Following kokako, days 17, 18 & 19. Fine & calm.
Our pair of kokako have become ‘aloof”. Apparently, it’s a term used when birds won’t engage, even when the recorded song of an interloper is played. What does this mean for our birds? Is it that they are protecting chicks? Or perhaps they’re breeding again? Or does it simply mean they are tired of being watched and just want a bit of peace? Whatever it means, they seem to know that I’m there and they make themselves scarce. I sit for hours, moving from place to place hourly with no luck at all. I imagine them following me around, waiting for me to leave a place before they come in and feast.
Other pairs have been more forthcoming. The pair west of us that we thought had abandoned their nest, had left for a very good reason. They fledged a chick. Gaye found it yesterday. Her message to me said, “Found a juvenile kokako with the E pair today. :-)) It’s pretty unco in the trees at the moment and got tiny new wattles. Should have watched that nest for longer, they showed all signs of abandonment, but no. Tis awesome. I think I’ll check those other pairs we thought had nested for juvvies.”

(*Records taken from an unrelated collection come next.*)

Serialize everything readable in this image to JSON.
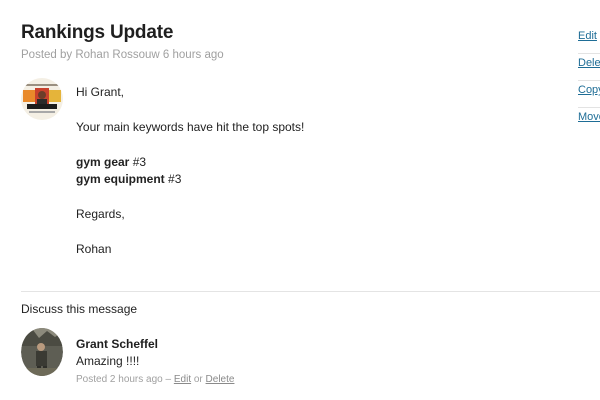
{
  "post": {
    "title": "Rankings Update",
    "byline": "Posted by Rohan Rossouw 6 hours ago"
  },
  "actions": {
    "edit": "Edit",
    "delete": "Dele",
    "copy": "Copy",
    "move": "Move"
  },
  "message": {
    "greeting": "Hi Grant,",
    "intro": "Your main keywords have hit the top spots!",
    "keywords": [
      {
        "term": "gym gear",
        "rank": " #3"
      },
      {
        "term": "gym equipment",
        "rank": " #3"
      }
    ],
    "closing": "Regards,",
    "signature": "Rohan"
  },
  "discussion": {
    "heading": "Discuss this message",
    "comment": {
      "author": "Grant Scheffel",
      "body": "Amazing !!!!",
      "meta_prefix": "Posted 2 hours ago – ",
      "edit_label": "Edit",
      "separator": " or ",
      "delete_label": "Delete"
    }
  },
  "colors": {
    "link": "#1e6d96",
    "muted_text": "#a0a0a0"
  }
}
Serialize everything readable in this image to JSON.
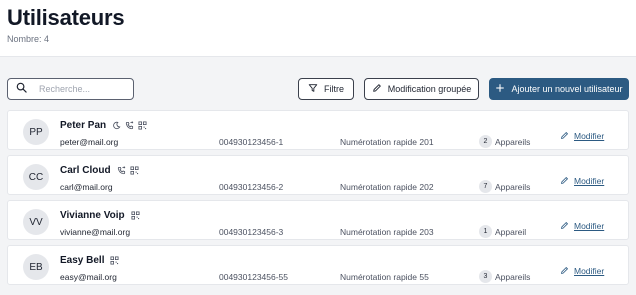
{
  "header": {
    "title": "Utilisateurs",
    "count": "Nombre: 4"
  },
  "toolbar": {
    "search_placeholder": "Recherche...",
    "filter_label": "Filtre",
    "bulk_edit_label": "Modification groupée",
    "add_user_label": "Ajouter un nouvel utilisateur"
  },
  "colors": {
    "primary": "#2c5a82",
    "avatar_bg": "#e5e7eb",
    "border": "#e5e7eb"
  },
  "users": [
    {
      "initials": "PP",
      "name": "Peter Pan",
      "email": "peter@mail.org",
      "number": "004930123456-1",
      "speed_dial": "Numérotation rapide 201",
      "device_count": "2",
      "device_label": "Appareils",
      "edit_label": "Modifier",
      "features": [
        "moon-icon",
        "phone-forward-icon",
        "qr-icon"
      ]
    },
    {
      "initials": "CC",
      "name": "Carl Cloud",
      "email": "carl@mail.org",
      "number": "004930123456-2",
      "speed_dial": "Numérotation rapide 202",
      "device_count": "7",
      "device_label": "Appareils",
      "edit_label": "Modifier",
      "features": [
        "phone-forward-icon",
        "qr-icon"
      ]
    },
    {
      "initials": "VV",
      "name": "Vivianne Voip",
      "email": "vivianne@mail.org",
      "number": "004930123456-3",
      "speed_dial": "Numérotation rapide 203",
      "device_count": "1",
      "device_label": "Appareil",
      "edit_label": "Modifier",
      "features": [
        "qr-icon"
      ]
    },
    {
      "initials": "EB",
      "name": "Easy Bell",
      "email": "easy@mail.org",
      "number": "004930123456-55",
      "speed_dial": "Numérotation rapide 55",
      "device_count": "3",
      "device_label": "Appareils",
      "edit_label": "Modifier",
      "features": [
        "qr-icon"
      ]
    }
  ]
}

Image credit: Auckland Council. 2016 march, Hunua Project kokako, Hunua Kokako Recovery Group’s Dave Bryden with a kokako chick. Hunua Project kokako. One of the Hunua Kokako Recovery Project’s newest chicks, hatched in summer 2016.